We are taught from a young age to dream and to be who we want to be – we have always been expected to have a ready-made response to that infamous question:

 

“When I grow up, I want to be…”

 

That’s great when we’re little, but why when we grow up, are we no longer allowed to dream and have multiple job aspirations? When did that statement - which is meant to spark creativity and imagination - become a question that increases the pressure? A question that is asked over and over again in the hope that one day we have an answer that satisfies the questioner - and if we do have an answer, why is it never enough? 

 

Now that we have grown up, we are expected to know our exact career paths and how to get there and to attend interviews over and over without feeling defeated, when we can’t even get a response to our applications, let alone land the job we can never get because we are a generation that ‘lacks experience’. We go from one family gathering to the next being quizzed again and again and we are expected to get full marks - but all that does is make it harder for us to grow, and easier for us to quit.

 

We leave primary school having to make a decision about which comprehensive education is best for our futures. We are thrown into an array of tests and exams to determine how clever we are so that we can be categorised into groups of intelligence. Before we know it, we’re not even fifteen and we are having to decide which GCSE subjects we have to take, so that we can secure good career prospects.
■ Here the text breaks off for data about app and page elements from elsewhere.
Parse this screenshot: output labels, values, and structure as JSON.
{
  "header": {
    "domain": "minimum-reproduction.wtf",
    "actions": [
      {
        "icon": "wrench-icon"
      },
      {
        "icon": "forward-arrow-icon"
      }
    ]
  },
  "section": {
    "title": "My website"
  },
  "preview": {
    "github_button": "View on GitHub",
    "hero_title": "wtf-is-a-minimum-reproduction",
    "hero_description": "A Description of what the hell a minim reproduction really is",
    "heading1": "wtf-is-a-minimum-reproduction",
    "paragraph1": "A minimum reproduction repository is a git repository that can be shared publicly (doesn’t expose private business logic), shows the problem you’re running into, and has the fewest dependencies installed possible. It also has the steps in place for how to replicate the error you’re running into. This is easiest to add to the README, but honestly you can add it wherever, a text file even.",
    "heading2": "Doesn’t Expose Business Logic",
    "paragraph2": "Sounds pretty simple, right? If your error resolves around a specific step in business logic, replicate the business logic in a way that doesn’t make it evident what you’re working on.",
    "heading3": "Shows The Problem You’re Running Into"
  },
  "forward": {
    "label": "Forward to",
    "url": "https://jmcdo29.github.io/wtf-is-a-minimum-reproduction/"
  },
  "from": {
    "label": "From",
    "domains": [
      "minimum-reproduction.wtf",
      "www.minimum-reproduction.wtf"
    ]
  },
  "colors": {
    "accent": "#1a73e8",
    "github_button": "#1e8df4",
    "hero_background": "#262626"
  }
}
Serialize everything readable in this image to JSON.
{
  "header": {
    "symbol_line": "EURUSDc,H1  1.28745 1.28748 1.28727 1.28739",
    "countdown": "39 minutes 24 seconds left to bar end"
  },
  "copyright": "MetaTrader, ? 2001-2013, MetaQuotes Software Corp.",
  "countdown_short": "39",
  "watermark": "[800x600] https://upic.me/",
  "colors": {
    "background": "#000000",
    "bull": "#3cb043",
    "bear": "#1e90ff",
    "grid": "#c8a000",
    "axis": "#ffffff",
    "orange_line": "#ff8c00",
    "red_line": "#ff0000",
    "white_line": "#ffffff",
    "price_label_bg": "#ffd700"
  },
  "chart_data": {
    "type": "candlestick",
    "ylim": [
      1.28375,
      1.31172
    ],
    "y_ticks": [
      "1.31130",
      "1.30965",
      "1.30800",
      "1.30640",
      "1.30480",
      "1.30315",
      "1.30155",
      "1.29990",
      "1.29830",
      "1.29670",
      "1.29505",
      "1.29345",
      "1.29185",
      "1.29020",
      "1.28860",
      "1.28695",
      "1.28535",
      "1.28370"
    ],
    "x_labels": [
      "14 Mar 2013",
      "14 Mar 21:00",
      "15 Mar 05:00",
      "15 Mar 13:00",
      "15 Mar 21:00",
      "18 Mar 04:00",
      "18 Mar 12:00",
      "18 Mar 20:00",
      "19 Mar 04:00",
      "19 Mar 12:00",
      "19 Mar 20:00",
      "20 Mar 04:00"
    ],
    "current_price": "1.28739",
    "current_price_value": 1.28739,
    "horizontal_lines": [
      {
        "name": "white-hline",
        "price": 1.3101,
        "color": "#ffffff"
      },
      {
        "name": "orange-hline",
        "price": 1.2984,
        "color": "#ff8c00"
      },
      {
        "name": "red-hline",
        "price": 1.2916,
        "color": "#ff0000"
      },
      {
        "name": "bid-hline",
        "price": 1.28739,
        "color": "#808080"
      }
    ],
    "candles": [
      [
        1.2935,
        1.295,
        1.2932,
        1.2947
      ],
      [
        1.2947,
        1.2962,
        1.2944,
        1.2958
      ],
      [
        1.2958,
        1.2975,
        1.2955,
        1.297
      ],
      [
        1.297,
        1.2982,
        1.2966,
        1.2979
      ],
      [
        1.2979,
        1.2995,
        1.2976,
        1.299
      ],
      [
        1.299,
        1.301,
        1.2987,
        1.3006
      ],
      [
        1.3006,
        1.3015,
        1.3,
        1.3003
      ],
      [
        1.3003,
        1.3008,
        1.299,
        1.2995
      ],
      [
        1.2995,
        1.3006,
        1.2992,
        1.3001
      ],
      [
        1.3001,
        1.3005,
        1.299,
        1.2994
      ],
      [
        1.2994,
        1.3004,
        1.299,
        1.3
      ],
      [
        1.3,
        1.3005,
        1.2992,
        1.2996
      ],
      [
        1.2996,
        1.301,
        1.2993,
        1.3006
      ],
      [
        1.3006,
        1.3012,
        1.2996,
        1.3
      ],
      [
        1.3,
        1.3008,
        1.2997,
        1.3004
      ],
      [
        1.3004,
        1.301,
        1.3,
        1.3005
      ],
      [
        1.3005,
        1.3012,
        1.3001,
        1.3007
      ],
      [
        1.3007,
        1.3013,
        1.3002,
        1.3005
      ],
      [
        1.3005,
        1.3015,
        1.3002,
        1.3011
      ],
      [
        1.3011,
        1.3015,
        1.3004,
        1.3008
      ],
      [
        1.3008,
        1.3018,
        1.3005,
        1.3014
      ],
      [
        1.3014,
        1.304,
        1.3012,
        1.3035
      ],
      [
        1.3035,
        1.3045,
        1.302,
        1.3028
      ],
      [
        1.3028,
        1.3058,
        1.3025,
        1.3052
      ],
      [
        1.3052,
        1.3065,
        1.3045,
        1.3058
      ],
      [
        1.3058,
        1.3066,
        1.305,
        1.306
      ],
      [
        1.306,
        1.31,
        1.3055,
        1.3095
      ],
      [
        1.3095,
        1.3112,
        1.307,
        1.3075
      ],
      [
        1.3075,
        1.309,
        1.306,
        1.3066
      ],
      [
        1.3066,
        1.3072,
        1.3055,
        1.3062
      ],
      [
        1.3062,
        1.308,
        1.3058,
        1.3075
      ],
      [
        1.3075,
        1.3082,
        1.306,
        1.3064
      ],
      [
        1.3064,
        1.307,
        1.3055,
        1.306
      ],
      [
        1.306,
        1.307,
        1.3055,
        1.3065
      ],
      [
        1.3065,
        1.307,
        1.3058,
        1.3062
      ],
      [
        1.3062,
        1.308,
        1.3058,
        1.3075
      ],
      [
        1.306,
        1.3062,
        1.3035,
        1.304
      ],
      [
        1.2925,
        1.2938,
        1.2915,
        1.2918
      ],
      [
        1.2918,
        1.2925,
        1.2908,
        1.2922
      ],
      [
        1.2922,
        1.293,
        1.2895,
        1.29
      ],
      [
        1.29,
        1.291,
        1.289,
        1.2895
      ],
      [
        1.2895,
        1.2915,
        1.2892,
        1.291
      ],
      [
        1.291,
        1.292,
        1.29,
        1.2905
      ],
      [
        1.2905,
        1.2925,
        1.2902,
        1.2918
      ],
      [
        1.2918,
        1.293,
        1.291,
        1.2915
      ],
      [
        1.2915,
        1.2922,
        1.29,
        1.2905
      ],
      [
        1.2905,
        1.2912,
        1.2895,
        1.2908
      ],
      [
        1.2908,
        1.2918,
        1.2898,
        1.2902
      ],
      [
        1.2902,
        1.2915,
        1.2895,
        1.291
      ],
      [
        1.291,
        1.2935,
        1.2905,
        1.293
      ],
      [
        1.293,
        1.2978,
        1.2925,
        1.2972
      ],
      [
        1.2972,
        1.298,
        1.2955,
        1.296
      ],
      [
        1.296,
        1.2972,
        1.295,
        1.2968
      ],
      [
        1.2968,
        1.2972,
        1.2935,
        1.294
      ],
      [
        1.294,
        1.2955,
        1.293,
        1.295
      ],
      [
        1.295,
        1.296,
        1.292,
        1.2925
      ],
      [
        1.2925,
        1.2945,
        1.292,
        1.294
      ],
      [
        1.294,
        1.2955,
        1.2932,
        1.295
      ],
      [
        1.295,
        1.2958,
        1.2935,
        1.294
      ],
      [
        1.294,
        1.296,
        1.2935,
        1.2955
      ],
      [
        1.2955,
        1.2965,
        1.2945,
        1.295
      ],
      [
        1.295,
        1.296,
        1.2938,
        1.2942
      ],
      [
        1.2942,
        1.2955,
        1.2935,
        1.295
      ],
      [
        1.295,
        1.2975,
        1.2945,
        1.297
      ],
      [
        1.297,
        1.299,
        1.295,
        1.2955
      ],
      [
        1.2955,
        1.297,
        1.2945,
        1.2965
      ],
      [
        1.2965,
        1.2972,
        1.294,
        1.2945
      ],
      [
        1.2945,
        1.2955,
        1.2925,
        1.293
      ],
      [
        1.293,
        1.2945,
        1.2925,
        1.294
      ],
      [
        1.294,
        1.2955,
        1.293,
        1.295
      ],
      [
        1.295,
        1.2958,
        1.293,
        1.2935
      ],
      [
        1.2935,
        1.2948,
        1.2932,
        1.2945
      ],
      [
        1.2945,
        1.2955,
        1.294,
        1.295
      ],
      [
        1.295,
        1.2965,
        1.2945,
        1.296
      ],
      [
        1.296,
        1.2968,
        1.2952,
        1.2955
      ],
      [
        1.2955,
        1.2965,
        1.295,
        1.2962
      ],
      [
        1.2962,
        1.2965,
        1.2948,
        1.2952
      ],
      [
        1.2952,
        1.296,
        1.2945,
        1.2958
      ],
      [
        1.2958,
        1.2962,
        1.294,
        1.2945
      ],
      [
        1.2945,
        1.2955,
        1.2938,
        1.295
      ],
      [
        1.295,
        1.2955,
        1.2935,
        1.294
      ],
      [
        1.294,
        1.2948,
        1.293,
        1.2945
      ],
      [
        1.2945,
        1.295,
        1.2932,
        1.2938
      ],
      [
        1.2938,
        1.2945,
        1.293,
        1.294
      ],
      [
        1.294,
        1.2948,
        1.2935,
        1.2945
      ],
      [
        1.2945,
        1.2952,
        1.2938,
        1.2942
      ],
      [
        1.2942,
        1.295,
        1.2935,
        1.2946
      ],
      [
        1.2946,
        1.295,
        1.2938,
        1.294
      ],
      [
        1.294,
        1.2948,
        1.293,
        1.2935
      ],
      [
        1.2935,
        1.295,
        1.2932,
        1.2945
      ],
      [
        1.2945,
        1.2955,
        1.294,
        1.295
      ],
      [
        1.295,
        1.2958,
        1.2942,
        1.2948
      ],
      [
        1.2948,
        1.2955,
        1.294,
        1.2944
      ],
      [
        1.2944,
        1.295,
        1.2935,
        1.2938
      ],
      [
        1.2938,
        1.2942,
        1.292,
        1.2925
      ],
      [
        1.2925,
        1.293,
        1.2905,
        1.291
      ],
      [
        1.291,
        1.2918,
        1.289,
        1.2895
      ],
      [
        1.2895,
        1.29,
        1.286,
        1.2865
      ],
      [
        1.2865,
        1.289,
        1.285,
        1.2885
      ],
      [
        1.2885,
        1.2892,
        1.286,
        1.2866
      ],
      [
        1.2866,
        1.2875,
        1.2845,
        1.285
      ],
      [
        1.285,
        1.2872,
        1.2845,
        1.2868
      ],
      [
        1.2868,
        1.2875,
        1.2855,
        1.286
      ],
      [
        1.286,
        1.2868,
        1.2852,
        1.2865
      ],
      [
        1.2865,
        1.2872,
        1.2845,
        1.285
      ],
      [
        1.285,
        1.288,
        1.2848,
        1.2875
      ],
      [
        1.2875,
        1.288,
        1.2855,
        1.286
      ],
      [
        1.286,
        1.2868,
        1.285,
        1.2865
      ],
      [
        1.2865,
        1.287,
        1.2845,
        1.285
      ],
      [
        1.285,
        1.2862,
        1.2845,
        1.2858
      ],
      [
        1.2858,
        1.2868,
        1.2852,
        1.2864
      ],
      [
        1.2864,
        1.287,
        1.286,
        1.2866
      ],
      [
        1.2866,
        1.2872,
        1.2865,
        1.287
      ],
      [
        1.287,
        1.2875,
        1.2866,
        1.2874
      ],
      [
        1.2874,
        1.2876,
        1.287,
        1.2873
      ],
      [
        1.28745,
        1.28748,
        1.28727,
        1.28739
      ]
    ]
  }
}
We pass. We drop out. We fail. We carry on.

By the time we get to sixth form or college we have to know what we want to be and exactly how to get there. Year thirteen arrives and we are thrown into what seems like a never-ending pressure boiler of mock interviews, job fairs, personal statements and UCAS applications, just so that we can try and get on to a University course, because ‘What other choice is there?’. 

 

We are judged if we choose a creative degree. We work ourselves tirelessly to revise night, after night, after night. We battle our way through three gruelling years of hard work (if you’re lucky to have a course that short) at which point we need to know exactly what we’ll do after graduation and how we’re going to get there. Heaven forbid, one of us wants to move home to RELAX for a while. Rather than pay a thousand pounds a month for a shoebox whilst working every night in a club until 5am just to cover our gas and electric (and that’s if we pass the interview stage). 

 

But what’s the point if we don’t have a high-end job on a top salary in Central London, right?

 

This is not an idyllic exhibition. This is the truth. 

 

We are actors. We are dancers. We are activists. We are bartenders. We are ticket salespeople, and pharmacists, HR officers and writers. We are dreamers. We are podcast hosts. We are musicians. We are body piercers. We are unemployed. We are trying.

 

We are not defined by societal expectations.

 

We are revelling in the uncertainty - and so should you.